In February, Ciaran Regan, Ph.D., professor of pharmacology, University College Dublin, Ireland, and Heinz Nau, Ph.D., professor and chairman of the department of food toxicology at the University of Hanover, Germany, presented promising preclinical results of their research on ABS 205 at an international conference on Alzheimer's disease held in Boston. Commenting on the research, Regan said, "The promising results with ABS 205...encourage[s] the pursuance of this compound as a novel therapeutic approach to neurodegenerative disorders." The research, ABS says, also provides a drug discovery platform on which other active molecules can be screened for the potential treatment of serious neurological conditions.

In another area, ABS is developing an orally active small molecule drug for epilepsy. The compounds in the ABS 100 series are valproate analogs believed to possess a broad spectrum of anticonvulsant activity, and in animal studies they controlled seizures without producing sedation or teratogenic side effects associated with valproate and other anticonvulsants. Kinetic studies suggested that the compound has a longer duration of action than valproate, a known reference compound for treatment of epilepsy, and thus might require less frequent dosing.
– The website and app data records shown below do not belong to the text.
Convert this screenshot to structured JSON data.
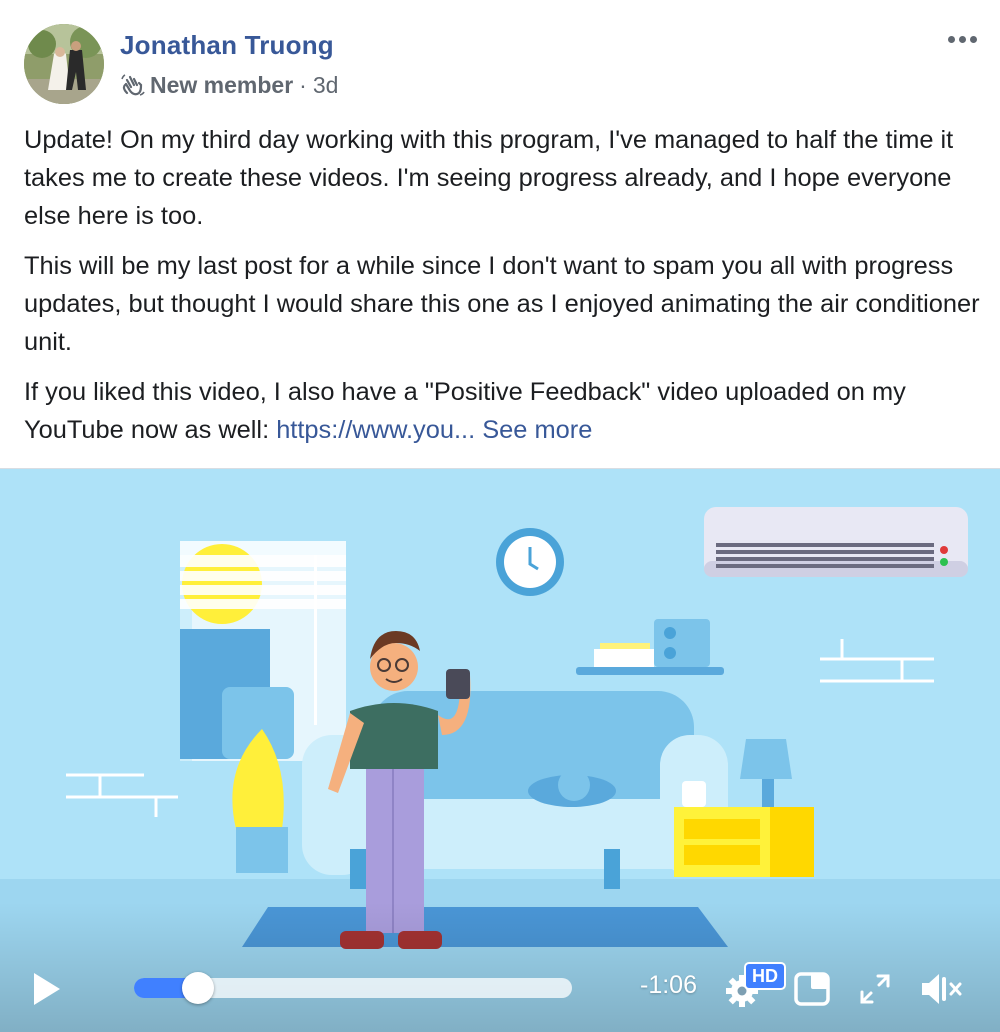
{
  "post": {
    "author_name": "Jonathan Truong",
    "badge": "New member",
    "separator": "·",
    "time": "3d",
    "paragraphs": [
      "Update! On my third day working with this program, I've managed to half the time it takes me to create these videos. I'm seeing progress already, and I hope everyone else here is too.",
      "This will be my last post for a while since I don't want to spam you all with progress updates, but thought I would share this one as I enjoyed animating the air conditioner unit."
    ],
    "last_paragraph_text": "If you liked this video, I also have a \"Positive Feedback\" video uploaded on my YouTube now as well: ",
    "link_text": "https://www.you...",
    "see_more": "See more",
    "icons": {
      "more": "more-options-icon",
      "badge": "wave-hand-icon"
    }
  },
  "video": {
    "time_remaining": "-1:06",
    "quality_badge": "HD",
    "progress_fraction": 0.11,
    "icons": [
      "play-icon",
      "settings-gear-icon",
      "picture-in-picture-icon",
      "fullscreen-icon",
      "volume-muted-icon"
    ],
    "colors": {
      "accent": "#4080ff",
      "link": "#385898",
      "background": "#aee2f8"
    }
  }
}
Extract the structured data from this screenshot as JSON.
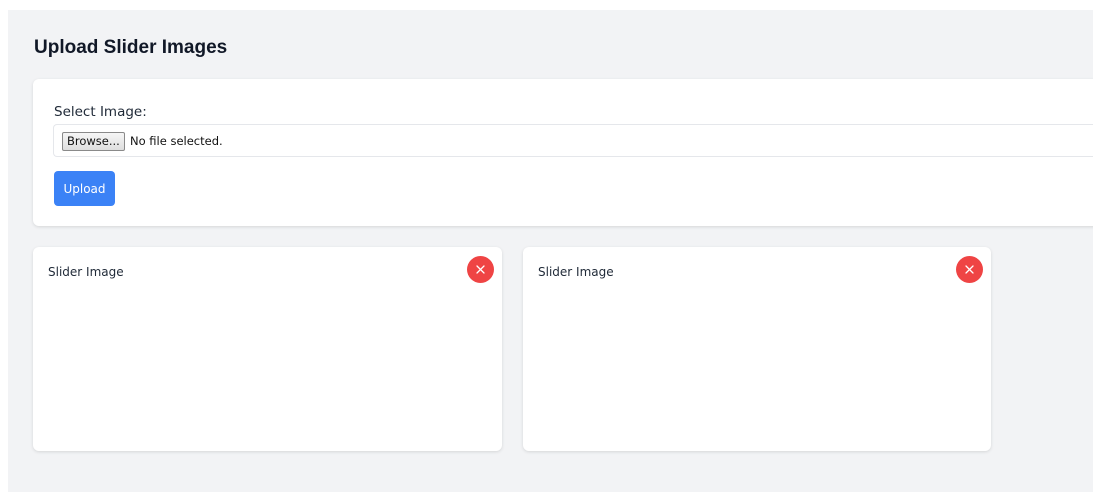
{
  "page": {
    "title": "Upload Slider Images"
  },
  "upload_form": {
    "select_label": "Select Image:",
    "browse_label": "Browse...",
    "file_status": "No file selected.",
    "upload_label": "Upload"
  },
  "slider_images": [
    {
      "label": "Slider Image",
      "delete_icon": "close-icon"
    },
    {
      "label": "Slider Image",
      "delete_icon": "close-icon"
    }
  ],
  "colors": {
    "accent": "#3b82f6",
    "danger": "#ef4444",
    "background": "#f2f3f5"
  }
}
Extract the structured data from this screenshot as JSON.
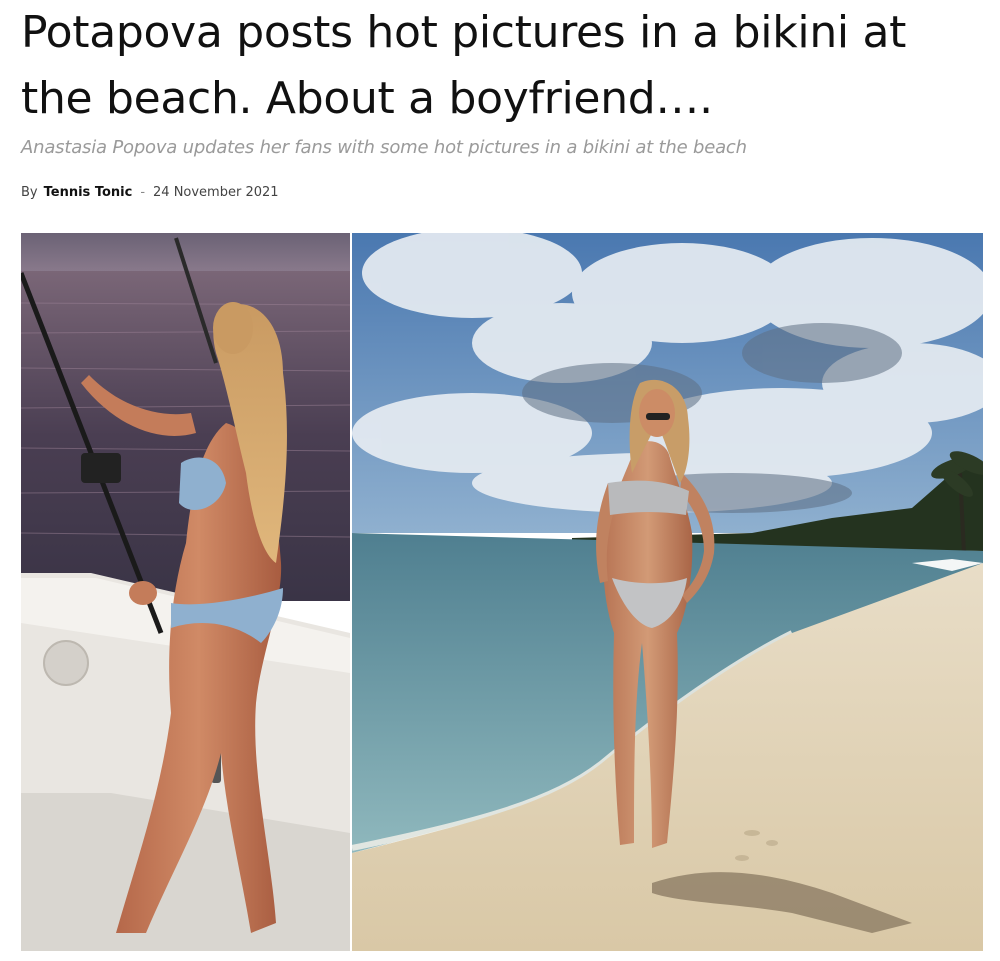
{
  "article": {
    "title": "Potapova posts hot pictures in a bikini at the beach. About a boyfriend….",
    "subtitle": "Anastasia Popova updates her fans with some hot pictures in a bikini at the beach",
    "by_label": "By",
    "author": "Tennis Tonic",
    "separator": "-",
    "date": "24 November 2021"
  },
  "images": {
    "left": {
      "scene": "woman-fishing-on-boat"
    },
    "right": {
      "scene": "woman-on-beach"
    }
  }
}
Neurogen's Development Programs

According to Harry Penner Jr., president and CEO of Neurogen Corp., most biotech companies have only one or two development programs. Neurogen, located in Branford, Conn., has more than 10 programs for anxiety, insomnia, cognition enhancement and obesity, as well as schizophrenia and epilepsy.

NGD 91-2, Neurogen's small molecule compound designed to reduce anxiety, completed Phase Ia studies conducted by Pfizer Inc. in November 1997. NGD 91-2 modulates the GABA receptor complex by targeting only those receptor subtypes linked to anxiety. This specificity may lessen the occurrence of side effects such as sedation, motor skill impairment and memory loss often associated with current therapies.

Neurogen's focus for the treatment of epilepsy is ADCI, a novel small molecule that works by antagonizing NMDA receptors and blocking voltage-dependent sodium channels. ADCI has been licensed to Wyeth-Ayerst Laboratories, which began Phase I human clinical testing of ADCI in mid-1997.

Neurogen is also investigating three areas of their research on cognitive enhancement. In partnership with Pfizer researchers, Neurogen has identified a class of small molecule compounds that acts through specific GABA receptor subtypes believed to enhance cognitive function. They expect human clinical studies of one of these compounds, NGD 97-1 to begin this year.

Localization of the D4 receptor subtype in areas of the brain associated with learning and memory may indicate that D4-specific compounds are effective cognition enhancers. In models of learning and memory, these compounds have shown enhancing effects, and Neurogen, along with its partner Schering-Plough, plans to study these compounds for the treatment of cognitive impairment and schizophrenia.

As part of its Accelerated Intelligent Drug Design program, Neurogen is also investigating the potential therapeutic benefit of drugs that have a high affinity for the galanin1 receptor subtype in treating Alzheimer's disease.

Galanin is a neuropeptide neurotransmitter whose receptors are found in areas of the brain responsible for feeding, as well as for learning and memory. Neurogen researchers theorize that a small molecule drug that blocks the effect of galanin might modulate acetylcholine, a neurotransmitter implicated in Alzheimer's disease.

The future success of these three companies and others delving into the secrets of the brain will lie in their ability to know which of increasingly large numbers of small-molecule compounds have promise as potential drug candidates, and to bring to this their knowledge of neurobiology, medicinal chemistry and molecular biology...and perhaps some canny partnering.